I just came across two privacy related news articles. The first is a rather worrisome practice perpetrated during job-interviews: requiring the candidate to log in to Facebook and have the interviewers scroll through their list of friends, updates etc. Note that some schools take this one step further for their athletes, by requiring them to “friend” school personnel (the friended person has access to all “friends-only” posts).
Why would anyone agree to that, you ask?
It’s actually the core theme of the project I’m currently employed on: EPRIV — enforced privacy. This is the archetypical case of someone requiring you to violate your privacy — and being in a sufficiently powerful position that most will comply. I mean: you do want that job, right?
Think you stand a chance if you don’t log in to your Facebook, while the rest does? N
Note: your prospective employer will say you do: “5 out of 80 candidates hired, refused this” — see link. But the point is not whether it is mandatory, but whether it is perceived as mandatory. As I wrote: “Think you stand a chance?”.
The aim of my project is exactly to prevent this type of coercion attacks. Admittedly, we focus on other examples, but a logical continuation of this project would be to investigate such matters. Anyway, highly interesting. And scary to see that reality is moving faster than we can come up with solutions.
The second news report proposes a scale to rank privacy incidents on. In my humble opinion: idea good, execution hopelessly flawed — I disagree with most of the (classifications of) examples stated there. I guess that’s actually the reason such a thing didn’t already exist: it’s not easy to determine an objective scale of the “harm” of privacy violations — at least not one that usually “gives the right answer” (that is: violations perceived as worse are usually rated higher). It seems we still have some ways to go before we achieve the objective part of this. Hmmms… interesting :)
PS: In case you’ve never heard the term before: Free Speech Zone.
This is a (usually fenced-off) area, in which people disagreeing are allowed to speak their mind. While there is law-enforcement monitoring them.

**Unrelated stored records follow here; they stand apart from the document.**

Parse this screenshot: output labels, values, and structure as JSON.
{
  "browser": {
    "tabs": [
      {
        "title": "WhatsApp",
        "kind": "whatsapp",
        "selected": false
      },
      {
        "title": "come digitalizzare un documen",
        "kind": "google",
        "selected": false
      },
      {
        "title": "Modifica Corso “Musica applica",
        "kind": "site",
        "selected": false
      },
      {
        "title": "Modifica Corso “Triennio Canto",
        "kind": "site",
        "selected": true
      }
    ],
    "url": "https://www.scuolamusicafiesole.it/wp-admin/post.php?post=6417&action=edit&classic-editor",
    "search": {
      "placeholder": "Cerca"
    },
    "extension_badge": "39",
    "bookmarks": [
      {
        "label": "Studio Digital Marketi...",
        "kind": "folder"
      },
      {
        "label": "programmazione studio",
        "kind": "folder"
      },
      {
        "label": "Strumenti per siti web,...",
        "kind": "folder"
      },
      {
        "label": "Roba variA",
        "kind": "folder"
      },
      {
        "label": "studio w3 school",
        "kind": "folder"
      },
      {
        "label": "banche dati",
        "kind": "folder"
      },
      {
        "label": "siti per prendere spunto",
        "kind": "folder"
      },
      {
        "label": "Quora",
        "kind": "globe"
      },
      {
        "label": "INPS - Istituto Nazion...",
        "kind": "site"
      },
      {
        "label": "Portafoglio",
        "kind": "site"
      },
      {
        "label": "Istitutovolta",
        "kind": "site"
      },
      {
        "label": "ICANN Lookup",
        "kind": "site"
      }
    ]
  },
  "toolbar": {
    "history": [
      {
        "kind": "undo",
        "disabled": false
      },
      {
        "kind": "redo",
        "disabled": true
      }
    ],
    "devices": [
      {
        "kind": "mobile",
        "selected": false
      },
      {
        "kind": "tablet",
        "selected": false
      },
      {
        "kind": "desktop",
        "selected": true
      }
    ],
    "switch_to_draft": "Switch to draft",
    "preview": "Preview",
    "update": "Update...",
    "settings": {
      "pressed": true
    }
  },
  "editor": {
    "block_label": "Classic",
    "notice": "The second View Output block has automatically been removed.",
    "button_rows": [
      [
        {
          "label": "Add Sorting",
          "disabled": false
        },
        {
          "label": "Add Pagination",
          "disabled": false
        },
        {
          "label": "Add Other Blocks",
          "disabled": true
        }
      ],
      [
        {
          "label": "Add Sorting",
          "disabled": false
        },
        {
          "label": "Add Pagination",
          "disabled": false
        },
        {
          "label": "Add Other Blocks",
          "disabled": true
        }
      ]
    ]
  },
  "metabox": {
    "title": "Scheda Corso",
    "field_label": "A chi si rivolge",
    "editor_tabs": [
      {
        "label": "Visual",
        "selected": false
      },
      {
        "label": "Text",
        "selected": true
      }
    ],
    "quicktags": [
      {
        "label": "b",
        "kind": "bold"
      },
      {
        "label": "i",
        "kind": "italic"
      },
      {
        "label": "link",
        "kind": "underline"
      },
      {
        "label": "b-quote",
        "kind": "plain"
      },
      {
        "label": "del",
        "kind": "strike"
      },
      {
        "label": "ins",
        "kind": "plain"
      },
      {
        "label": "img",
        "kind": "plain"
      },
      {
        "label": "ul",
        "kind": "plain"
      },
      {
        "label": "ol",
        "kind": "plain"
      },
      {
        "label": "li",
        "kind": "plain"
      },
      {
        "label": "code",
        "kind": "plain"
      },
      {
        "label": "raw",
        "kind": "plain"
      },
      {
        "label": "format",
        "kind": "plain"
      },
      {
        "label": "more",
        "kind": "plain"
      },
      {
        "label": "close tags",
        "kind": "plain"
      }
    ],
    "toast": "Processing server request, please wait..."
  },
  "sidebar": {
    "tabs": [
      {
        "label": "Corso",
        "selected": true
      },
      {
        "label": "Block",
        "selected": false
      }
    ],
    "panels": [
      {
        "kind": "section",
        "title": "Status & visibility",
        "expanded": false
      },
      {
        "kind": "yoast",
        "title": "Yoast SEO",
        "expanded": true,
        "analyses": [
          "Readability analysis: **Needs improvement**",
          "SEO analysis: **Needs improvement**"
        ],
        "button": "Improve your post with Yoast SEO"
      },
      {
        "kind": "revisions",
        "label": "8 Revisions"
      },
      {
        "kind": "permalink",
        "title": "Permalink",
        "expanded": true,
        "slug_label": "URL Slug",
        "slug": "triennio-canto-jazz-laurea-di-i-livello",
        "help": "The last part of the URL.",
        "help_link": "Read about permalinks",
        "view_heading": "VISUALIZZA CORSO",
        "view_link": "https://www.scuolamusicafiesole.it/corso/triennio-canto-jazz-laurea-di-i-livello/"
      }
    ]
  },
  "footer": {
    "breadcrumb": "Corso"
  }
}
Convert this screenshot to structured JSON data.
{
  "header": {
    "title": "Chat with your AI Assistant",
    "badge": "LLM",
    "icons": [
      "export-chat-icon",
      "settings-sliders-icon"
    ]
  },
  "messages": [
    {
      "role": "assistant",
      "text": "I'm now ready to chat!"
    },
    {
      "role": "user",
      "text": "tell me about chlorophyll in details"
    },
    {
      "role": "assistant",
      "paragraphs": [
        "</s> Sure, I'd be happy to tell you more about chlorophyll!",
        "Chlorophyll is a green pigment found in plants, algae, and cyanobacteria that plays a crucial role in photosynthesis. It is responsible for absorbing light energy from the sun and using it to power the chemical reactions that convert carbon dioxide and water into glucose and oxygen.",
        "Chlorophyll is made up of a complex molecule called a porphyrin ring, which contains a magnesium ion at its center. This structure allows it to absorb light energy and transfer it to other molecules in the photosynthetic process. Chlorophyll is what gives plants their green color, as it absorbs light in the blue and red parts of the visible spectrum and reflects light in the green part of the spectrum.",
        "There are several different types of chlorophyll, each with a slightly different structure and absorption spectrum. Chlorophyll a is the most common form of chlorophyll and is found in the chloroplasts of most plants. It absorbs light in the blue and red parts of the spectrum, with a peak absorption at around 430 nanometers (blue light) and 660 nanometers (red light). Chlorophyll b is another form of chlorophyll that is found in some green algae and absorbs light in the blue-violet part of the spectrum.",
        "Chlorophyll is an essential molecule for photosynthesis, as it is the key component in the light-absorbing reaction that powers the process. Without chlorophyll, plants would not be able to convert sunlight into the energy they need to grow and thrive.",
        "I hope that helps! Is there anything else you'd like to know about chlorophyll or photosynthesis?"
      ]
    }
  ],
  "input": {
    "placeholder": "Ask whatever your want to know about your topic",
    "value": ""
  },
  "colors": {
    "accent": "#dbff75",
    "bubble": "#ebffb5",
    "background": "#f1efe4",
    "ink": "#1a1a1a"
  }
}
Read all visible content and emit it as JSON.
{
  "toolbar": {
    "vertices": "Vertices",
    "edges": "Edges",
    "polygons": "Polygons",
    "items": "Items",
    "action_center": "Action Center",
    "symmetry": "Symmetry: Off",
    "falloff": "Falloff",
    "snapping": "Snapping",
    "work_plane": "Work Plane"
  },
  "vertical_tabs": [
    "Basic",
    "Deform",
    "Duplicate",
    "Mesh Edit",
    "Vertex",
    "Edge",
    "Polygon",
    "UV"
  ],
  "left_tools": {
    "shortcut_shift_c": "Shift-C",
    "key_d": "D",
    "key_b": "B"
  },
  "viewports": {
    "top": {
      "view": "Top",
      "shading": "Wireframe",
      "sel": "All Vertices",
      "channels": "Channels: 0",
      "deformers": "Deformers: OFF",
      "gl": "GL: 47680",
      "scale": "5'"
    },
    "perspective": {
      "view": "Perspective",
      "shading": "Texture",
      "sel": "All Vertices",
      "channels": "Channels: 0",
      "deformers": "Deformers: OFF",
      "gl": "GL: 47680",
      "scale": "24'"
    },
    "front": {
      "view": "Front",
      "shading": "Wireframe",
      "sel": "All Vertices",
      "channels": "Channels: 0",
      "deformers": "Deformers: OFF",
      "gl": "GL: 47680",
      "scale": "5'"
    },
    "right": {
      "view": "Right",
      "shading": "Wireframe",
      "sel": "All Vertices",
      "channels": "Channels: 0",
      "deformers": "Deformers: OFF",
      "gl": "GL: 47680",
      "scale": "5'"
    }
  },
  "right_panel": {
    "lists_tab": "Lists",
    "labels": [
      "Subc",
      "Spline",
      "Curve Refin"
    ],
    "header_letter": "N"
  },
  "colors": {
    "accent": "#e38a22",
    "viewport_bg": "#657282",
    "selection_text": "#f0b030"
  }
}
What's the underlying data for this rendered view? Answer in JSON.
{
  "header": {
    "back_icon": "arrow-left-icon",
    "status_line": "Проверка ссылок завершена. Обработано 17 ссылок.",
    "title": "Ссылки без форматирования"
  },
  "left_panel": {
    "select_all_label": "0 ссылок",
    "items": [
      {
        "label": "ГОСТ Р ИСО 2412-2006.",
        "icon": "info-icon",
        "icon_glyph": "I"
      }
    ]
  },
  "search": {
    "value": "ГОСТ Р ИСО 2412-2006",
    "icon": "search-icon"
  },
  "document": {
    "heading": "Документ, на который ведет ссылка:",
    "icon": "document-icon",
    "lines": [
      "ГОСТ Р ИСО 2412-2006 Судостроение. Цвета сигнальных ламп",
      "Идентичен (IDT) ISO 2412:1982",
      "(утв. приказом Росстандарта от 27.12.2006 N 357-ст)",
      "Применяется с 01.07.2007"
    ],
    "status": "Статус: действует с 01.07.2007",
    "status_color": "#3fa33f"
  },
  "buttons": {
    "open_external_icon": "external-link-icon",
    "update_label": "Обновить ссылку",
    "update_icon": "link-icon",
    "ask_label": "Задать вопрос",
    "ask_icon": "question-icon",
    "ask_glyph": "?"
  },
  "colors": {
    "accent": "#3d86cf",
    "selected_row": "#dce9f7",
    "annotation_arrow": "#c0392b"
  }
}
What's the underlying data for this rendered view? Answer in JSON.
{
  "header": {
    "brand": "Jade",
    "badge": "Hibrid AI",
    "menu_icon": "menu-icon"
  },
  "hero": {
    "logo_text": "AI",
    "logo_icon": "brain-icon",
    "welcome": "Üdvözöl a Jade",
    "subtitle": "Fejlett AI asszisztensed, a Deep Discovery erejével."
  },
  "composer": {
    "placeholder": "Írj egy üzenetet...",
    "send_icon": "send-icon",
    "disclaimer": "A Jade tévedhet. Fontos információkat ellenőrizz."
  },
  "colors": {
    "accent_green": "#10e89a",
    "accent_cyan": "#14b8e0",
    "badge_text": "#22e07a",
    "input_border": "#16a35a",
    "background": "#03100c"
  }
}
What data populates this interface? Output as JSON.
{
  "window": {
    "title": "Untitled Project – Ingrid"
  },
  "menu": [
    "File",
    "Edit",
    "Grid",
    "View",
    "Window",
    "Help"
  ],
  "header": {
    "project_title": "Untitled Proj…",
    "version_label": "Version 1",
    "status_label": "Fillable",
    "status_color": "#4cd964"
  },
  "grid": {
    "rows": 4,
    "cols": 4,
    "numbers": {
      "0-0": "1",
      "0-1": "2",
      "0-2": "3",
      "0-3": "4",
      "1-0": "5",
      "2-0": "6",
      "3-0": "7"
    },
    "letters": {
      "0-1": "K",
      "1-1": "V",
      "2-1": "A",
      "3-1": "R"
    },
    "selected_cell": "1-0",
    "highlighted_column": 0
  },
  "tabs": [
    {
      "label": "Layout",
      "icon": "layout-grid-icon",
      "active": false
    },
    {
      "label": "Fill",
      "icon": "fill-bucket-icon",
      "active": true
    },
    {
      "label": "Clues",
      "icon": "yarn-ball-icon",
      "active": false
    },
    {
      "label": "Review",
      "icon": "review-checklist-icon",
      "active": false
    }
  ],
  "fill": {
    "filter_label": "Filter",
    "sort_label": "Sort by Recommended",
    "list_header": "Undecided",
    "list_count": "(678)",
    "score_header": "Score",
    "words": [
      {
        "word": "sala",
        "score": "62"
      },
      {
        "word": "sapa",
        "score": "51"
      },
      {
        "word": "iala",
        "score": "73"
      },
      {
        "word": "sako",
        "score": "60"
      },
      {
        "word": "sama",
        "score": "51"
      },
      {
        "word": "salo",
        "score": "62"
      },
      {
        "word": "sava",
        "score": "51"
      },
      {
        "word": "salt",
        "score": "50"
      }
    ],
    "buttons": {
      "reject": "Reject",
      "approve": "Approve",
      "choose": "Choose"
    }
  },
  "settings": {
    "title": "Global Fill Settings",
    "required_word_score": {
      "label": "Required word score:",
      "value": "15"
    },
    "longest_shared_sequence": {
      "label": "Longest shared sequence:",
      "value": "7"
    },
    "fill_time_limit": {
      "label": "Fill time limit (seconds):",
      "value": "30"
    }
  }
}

Gee, where did I hear this before? (yep: Nobel peace prize winners, one and all). What a staunch continuation of “The Land of the Free”.